Removing Barriers to Enable Better Payor-Provider Collaboration

By John Tarcson

In Brief

4-Minute Read

3 ways healthcare payors and providers can alleviate friction to work better together and for the consumer

  • Longstanding barriers, including outdated processes and siloed mindsets, are impeding payors and providers from working efficiently and improving patient experiences and outcomes.
  • As consumer loyalty softens and disruption and regulation loom, urgency is mounting for payors and providers to rethink how they work together.
  • A consumer-centric strategy and collaborative mindset will be vital to building alignment and creating a seamless healthcare experience from end to end, enabling better outcomes for patients, health systems, and insurers.

There's a push in healthcare for better collaboration between health plans and providers, but outdated business roles, processes, systems, and mindsets continue to hinder progress.

These barriers create friction, driving unsatisfactory experiences and outcomes for everyone, including the consumer, who is left to bridge the disconnect between provider and insurer.

Patient loyalty is softening as consumers seek more seamless interactions, pushing the payor-provider dynamic to the cusp of disruption and new regulation. This amplifies the urgency for payors and providers to put their differences aside to get ahead of imminent change and create a seamless experience to improve outcomes for their members and patients.

Amid a growing payor-provider movement, here are three opportunities for both organizations to work more efficiently and effectively.

1. Keep Consumers at the Forefront

Adopting a patient-centered approach requires a holistic consumer view with information, such as an individual’s health goals and needs, what they value in their healthcare experiences, what factors drive their decisions, and the social determinants that impact their health.

Same Person, Different Persona

Customer personas and meanings vary among healthcare entities, but ultimately, they're the same person with a shared desire: they want a positive healthcare experience from end to end.

Patient: Recipient of medical services from a healthcare provider; Member: Subscriber of a commercial or private health plan; Beneficiary: Enrollee in a public health plan or government program.
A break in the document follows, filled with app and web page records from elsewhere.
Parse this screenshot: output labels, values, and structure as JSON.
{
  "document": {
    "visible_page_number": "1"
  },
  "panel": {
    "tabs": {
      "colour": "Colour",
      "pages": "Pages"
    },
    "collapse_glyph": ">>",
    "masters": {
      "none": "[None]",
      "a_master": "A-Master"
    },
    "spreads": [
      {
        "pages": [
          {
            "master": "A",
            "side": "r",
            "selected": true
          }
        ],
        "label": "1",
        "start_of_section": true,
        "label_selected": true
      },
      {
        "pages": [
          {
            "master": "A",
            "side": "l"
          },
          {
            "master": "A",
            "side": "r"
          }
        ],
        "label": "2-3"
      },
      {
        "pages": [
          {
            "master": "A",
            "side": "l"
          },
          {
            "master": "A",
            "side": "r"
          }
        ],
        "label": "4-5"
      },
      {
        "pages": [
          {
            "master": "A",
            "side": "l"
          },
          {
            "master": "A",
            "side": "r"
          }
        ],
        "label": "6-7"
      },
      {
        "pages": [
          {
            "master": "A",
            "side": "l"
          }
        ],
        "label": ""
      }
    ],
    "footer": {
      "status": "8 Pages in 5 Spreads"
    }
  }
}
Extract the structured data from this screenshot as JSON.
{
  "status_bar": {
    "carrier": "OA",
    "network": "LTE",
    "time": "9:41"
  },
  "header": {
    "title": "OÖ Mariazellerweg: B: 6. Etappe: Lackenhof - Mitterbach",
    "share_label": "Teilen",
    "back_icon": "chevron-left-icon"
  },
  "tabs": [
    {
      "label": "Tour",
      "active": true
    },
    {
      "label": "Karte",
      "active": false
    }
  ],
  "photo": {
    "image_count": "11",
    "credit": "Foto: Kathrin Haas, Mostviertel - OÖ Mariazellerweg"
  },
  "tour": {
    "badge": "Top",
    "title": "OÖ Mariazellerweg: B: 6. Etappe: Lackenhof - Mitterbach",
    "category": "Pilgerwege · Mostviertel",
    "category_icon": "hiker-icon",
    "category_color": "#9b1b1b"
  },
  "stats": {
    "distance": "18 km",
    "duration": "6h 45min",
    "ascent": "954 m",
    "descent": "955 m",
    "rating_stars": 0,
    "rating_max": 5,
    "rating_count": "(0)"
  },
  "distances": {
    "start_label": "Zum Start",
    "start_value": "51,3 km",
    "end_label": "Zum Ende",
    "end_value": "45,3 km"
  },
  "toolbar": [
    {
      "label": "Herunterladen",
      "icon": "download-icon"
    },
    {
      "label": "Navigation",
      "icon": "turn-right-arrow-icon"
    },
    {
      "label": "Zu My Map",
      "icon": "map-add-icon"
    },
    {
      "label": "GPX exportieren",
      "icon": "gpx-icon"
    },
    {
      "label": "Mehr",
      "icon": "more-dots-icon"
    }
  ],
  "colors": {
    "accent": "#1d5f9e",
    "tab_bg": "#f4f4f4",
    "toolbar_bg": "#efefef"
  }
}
All connected to Healthcare Consumer: User of the healthcare system.

Huron’s research finds that consumers are increasingly looking for digital options to enhance the personalization, coordination, and convenience of their care experience. More than 80% of consumers want a single point of contact for their healthcare information needs. Nearly 70% specifically want a mobile app where they can schedule appointments, check results, engage with their care team, and pay for their care.

Communication between health systems and insurers increases in importance as technologies and programs are launched to create more seamless experiences and engage consumers in their healthcare. Consumers should have a clear entry point to care and frictionless handoffs as they transition between technology and human interaction and between payor programs and their core care team.

Comprehensive consumer insights that span the entire journey will aid leaders in creating an understanding that extends beyond siloed clinical or financial information. Healthcare customer relationship management (CRM) platforms provide the functionality to view consumer data in a single, holistic view, enable timely and personalized communication, and support physician referral management programs.

2. Enhance the Patient Financial Experience

Financial discrepancies and billing ambiguity are key drivers of patient dissatisfaction. As healthcare affordability and price transparency remain front and center, forward-thinking organizations are looking beyond incremental improvements to create a consumer-centric financial experience.

Enabling this transformation requires collaboration and alignment on technology investments foundational to streamlining disjointed processes. For example, artificial intelligence models can recognize billing issue patterns, helping leaders pinpoint the root cause of discrepancies and process misalignment.

Creating a clearer, more efficient financial process that supports patients and their financial needs provides organizations significant opportunity to elevate customer satisfaction and loyalty and improve their bottom lines.

3. Adopt a Partnership Mindset

The future of payor-provider-patient relationships will be built on a foundation of open sharing of critical data. More seamless information sharing allows organizations to focus on their mission rather than exhausting resources to obtain the data they need to operate. While the interoperability rules set by the Centers for Medicare and Medicaid Services (CMS) are pushing payors and providers closer to this integration, many entities are missing the partnership mindset that will truly transform healthcare.

There is a clear benefit for payors and providers to approach their relationship as they would a partnership, taking time to understand each other’s mission, goals, and challenges to gain awareness of the forces and pressures influencing how the other operates. Leaders who can broaden their mindset and think about decisions and opportunities through the lens of all stakeholders and across the entire healthcare continuum will empower better collaboration and outcomes for patients, payors, and providers

Supporting Change

As payors and providers adopt new processes and ways of working, building alignment and gaining buy-in from leaders and staff on both sides will help generate the cooperation and engagement needed to sustain change. Data and analytics will play a vital role as organizations work toward a mutual strategy and maintain accountability and ownership of shared objectives and performance measures.

Contact Us

I want to talk to your experts in